▶ _TRY IT_
From the material below, list every line containing "태호빌라".

▶ _THE INPUT_

◇ ◇ ◇ ◇ ◇

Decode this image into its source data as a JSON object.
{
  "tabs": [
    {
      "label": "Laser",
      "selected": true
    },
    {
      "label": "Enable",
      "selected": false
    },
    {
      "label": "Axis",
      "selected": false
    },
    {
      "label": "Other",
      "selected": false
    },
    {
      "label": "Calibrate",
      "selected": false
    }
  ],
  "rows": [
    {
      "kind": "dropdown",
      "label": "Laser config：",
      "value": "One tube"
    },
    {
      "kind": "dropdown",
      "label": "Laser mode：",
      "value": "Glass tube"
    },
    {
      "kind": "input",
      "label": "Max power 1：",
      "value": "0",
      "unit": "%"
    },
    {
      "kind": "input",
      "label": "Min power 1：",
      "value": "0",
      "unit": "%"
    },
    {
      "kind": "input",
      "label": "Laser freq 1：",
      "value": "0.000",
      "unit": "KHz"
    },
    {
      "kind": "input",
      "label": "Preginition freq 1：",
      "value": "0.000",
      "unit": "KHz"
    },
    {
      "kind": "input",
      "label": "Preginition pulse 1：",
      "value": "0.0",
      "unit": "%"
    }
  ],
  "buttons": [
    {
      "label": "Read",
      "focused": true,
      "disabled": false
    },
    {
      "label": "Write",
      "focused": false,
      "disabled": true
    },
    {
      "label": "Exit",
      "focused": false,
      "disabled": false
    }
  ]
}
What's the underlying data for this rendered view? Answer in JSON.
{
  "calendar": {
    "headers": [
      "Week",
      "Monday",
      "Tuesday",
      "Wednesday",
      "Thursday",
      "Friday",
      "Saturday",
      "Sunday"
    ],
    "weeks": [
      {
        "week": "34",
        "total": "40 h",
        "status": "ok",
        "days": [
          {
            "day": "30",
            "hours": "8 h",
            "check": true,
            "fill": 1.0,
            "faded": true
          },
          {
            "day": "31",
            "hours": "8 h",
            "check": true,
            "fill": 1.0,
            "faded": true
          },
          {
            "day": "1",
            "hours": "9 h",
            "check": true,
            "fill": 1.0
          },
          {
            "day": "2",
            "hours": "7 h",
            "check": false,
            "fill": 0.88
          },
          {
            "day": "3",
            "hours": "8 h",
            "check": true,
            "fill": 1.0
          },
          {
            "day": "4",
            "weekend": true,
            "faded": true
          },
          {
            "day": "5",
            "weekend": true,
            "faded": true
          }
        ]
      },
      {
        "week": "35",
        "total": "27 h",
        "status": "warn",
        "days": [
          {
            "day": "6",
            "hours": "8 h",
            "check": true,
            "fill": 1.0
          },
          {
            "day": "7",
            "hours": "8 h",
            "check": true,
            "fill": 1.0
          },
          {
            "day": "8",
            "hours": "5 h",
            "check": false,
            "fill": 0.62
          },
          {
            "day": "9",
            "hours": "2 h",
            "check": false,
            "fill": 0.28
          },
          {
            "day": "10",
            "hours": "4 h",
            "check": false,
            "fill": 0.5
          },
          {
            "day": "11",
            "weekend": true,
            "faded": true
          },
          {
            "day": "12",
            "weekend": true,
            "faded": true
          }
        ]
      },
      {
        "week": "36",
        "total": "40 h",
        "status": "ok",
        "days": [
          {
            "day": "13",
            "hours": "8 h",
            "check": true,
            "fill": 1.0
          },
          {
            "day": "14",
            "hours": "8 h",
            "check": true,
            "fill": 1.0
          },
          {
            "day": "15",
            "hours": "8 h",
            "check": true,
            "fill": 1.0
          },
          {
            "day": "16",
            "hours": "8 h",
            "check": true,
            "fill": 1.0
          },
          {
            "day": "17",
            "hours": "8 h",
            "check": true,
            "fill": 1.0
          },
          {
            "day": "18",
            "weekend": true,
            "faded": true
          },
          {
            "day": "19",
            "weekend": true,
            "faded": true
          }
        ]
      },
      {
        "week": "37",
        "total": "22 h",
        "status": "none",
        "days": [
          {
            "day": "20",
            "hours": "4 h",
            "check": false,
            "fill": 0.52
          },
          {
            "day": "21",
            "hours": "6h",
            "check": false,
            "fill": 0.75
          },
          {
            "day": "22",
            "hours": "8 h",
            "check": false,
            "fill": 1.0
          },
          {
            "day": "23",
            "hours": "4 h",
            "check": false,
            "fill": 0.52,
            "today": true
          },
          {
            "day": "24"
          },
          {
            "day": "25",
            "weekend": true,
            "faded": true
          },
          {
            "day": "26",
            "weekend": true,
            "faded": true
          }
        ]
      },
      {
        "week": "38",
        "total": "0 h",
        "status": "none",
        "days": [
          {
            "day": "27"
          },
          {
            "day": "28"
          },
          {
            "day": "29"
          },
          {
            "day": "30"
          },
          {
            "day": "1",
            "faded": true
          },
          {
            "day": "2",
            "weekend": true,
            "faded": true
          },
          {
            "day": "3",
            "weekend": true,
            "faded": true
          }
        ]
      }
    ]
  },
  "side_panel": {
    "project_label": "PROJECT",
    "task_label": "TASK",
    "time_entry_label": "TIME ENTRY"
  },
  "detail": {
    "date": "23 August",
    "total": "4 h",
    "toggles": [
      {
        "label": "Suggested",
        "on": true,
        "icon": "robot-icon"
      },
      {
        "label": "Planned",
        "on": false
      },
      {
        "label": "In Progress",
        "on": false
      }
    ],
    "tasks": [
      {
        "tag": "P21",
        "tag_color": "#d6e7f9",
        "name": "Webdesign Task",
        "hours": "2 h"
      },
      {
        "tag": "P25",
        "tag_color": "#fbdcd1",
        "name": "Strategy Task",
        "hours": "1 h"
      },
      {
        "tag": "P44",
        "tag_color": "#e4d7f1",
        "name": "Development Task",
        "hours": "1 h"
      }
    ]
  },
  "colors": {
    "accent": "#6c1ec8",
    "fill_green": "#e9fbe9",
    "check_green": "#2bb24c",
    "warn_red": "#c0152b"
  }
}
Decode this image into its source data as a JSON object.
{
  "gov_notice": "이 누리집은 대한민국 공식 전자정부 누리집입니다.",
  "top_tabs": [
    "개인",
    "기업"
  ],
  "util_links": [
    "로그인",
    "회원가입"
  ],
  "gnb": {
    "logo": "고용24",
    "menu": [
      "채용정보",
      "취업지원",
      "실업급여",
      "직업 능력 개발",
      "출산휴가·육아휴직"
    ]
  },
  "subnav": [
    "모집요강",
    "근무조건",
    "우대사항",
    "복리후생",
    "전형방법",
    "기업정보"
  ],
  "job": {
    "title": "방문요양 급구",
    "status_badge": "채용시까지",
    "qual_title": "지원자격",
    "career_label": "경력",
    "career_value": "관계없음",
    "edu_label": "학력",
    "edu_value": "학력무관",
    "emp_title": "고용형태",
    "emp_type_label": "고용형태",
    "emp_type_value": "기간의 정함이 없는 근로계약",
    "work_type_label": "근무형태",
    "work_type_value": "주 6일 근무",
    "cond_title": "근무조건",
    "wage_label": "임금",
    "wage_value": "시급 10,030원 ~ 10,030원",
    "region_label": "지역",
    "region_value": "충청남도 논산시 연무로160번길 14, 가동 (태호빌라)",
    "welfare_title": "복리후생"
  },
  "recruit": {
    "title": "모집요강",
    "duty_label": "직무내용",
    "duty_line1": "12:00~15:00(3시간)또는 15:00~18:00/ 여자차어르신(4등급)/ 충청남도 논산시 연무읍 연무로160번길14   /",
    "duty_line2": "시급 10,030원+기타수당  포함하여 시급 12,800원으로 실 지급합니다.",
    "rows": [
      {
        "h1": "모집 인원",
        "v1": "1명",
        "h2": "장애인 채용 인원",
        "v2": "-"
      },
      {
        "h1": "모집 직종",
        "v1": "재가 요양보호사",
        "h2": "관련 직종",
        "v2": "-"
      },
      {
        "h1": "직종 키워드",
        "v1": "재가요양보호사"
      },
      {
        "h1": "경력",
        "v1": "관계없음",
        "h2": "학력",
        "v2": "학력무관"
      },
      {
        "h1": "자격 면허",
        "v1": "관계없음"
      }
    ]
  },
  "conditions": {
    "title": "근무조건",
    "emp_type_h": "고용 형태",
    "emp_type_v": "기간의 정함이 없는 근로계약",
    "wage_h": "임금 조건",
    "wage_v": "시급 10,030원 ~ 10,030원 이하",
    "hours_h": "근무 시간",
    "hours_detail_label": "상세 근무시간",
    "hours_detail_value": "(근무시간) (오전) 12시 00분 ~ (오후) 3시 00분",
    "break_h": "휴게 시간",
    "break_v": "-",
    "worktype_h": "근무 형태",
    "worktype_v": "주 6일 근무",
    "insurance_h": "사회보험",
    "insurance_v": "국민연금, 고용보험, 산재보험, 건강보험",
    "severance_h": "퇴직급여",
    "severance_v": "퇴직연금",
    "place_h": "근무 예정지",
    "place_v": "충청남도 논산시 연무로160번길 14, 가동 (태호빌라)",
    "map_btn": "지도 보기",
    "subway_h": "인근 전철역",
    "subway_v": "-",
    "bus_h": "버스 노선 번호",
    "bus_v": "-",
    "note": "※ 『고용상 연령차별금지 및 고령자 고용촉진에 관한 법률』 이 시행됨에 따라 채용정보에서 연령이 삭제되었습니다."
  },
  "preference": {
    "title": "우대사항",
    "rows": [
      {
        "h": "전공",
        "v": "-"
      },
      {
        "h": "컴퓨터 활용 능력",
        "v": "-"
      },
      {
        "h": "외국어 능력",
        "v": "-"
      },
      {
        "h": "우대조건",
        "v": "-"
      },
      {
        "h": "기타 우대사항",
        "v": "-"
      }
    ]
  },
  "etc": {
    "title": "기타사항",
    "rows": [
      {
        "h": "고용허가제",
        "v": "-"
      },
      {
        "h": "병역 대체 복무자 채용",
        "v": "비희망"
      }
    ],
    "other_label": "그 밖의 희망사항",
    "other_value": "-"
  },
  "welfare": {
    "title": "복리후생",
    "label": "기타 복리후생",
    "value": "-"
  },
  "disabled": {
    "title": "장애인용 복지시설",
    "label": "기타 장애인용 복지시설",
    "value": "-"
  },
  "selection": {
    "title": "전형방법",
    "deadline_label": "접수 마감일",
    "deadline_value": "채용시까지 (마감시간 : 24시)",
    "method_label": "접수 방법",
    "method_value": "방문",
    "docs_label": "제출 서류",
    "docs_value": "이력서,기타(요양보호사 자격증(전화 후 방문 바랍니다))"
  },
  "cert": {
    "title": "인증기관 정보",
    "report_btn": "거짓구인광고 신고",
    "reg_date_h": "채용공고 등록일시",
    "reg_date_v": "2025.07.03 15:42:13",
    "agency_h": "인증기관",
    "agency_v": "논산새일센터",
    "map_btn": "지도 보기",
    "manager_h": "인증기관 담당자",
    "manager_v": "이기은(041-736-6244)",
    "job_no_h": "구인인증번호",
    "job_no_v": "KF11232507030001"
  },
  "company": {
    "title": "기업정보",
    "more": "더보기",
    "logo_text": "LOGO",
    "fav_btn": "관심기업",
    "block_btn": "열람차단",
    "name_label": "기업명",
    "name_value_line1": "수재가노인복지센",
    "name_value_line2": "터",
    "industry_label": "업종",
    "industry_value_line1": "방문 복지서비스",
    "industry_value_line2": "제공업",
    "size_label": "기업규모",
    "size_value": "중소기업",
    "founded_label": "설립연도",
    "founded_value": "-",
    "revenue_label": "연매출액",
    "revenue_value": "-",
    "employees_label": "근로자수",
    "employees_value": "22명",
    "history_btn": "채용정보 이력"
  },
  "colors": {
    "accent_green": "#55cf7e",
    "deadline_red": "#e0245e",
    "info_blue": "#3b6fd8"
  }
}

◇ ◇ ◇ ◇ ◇

▶ _ANSWER TO THIS PROBLEM_
    "region_value": "충청남도 논산시 연무로160번길 14, 가동 (태호빌라)",
    "place_v": "충청남도 논산시 연무로160번길 14, 가동 (태호빌라)",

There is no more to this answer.